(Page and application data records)
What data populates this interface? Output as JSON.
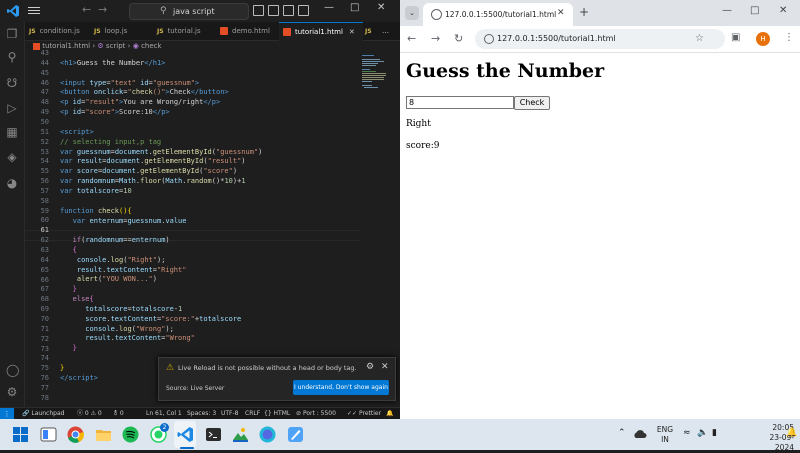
{
  "vscode": {
    "search_text": "java script",
    "tabs": [
      {
        "kind": "js",
        "label": "condition.js"
      },
      {
        "kind": "js",
        "label": "loop.js"
      },
      {
        "kind": "js",
        "label": "tutorial.js"
      },
      {
        "kind": "html",
        "label": "demo.html"
      },
      {
        "kind": "html",
        "label": "tutorial1.html",
        "active": true
      },
      {
        "kind": "js",
        "label": "JS"
      }
    ],
    "breadcrumb": [
      "tutorial1.html",
      "script",
      "check"
    ],
    "lines": [
      "43",
      "44",
      "45",
      "46",
      "47",
      "48",
      "49",
      "50",
      "51",
      "52",
      "53",
      "54",
      "55",
      "56",
      "57",
      "58",
      "59",
      "60",
      "61",
      "62",
      "63",
      "64",
      "65",
      "66",
      "67",
      "68",
      "69",
      "70",
      "71",
      "72",
      "73",
      "74",
      "75",
      "76",
      "77",
      "78"
    ],
    "notification": {
      "message": "Live Reload is not possible without a head or body tag.",
      "source": "Source: Live Server",
      "button": "I understand, Don't show again"
    },
    "status": {
      "launchpad": "Launchpad",
      "problems": "ⓧ 0 ⚠ 0",
      "ports": "⚨ 0",
      "cursor": "Ln 61, Col 1",
      "spaces": "Spaces: 3",
      "encoding": "UTF-8",
      "eol": "CRLF",
      "language": "HTML",
      "port": "Port : 5500",
      "prettier": "Prettier"
    }
  },
  "browser": {
    "tab_title": "127.0.0.1:5500/tutorial1.html",
    "url": "127.0.0.1:5500/tutorial1.html",
    "avatar": "H",
    "page": {
      "heading": "Guess the Number",
      "input_value": "8",
      "button_label": "Check",
      "result": "Right",
      "score": "score:9"
    }
  },
  "taskbar": {
    "lang_top": "ENG",
    "lang_bottom": "IN",
    "time": "20:05",
    "date": "23-09-2024",
    "whatsapp_badge": "2"
  }
}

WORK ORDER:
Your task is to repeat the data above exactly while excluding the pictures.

EXERCISE SOLUTION:
What data populates this interface? Output as JSON.
{
  "vscode": {
    "search_text": "java script",
    "tabs": [
      {
        "kind": "js",
        "label": "condition.js"
      },
      {
        "kind": "js",
        "label": "loop.js"
      },
      {
        "kind": "js",
        "label": "tutorial.js"
      },
      {
        "kind": "html",
        "label": "demo.html"
      },
      {
        "kind": "html",
        "label": "tutorial1.html",
        "active": true
      },
      {
        "kind": "js",
        "label": "JS"
      }
    ],
    "breadcrumb": [
      "tutorial1.html",
      "script",
      "check"
    ],
    "lines": [
      "43",
      "44",
      "45",
      "46",
      "47",
      "48",
      "49",
      "50",
      "51",
      "52",
      "53",
      "54",
      "55",
      "56",
      "57",
      "58",
      "59",
      "60",
      "61",
      "62",
      "63",
      "64",
      "65",
      "66",
      "67",
      "68",
      "69",
      "70",
      "71",
      "72",
      "73",
      "74",
      "75",
      "76",
      "77",
      "78"
    ],
    "notification": {
      "message": "Live Reload is not possible without a head or body tag.",
      "source": "Source: Live Server",
      "button": "I understand, Don't show again"
    },
    "status": {
      "launchpad": "Launchpad",
      "problems": "ⓧ 0 ⚠ 0",
      "ports": "⚨ 0",
      "cursor": "Ln 61, Col 1",
      "spaces": "Spaces: 3",
      "encoding": "UTF-8",
      "eol": "CRLF",
      "language": "HTML",
      "port": "Port : 5500",
      "prettier": "Prettier"
    }
  },
  "browser": {
    "tab_title": "127.0.0.1:5500/tutorial1.html",
    "url": "127.0.0.1:5500/tutorial1.html",
    "avatar": "H",
    "page": {
      "heading": "Guess the Number",
      "input_value": "8",
      "button_label": "Check",
      "result": "Right",
      "score": "score:9"
    }
  },
  "taskbar": {
    "lang_top": "ENG",
    "lang_bottom": "IN",
    "time": "20:05",
    "date": "23-09-2024",
    "whatsapp_badge": "2"
  }
}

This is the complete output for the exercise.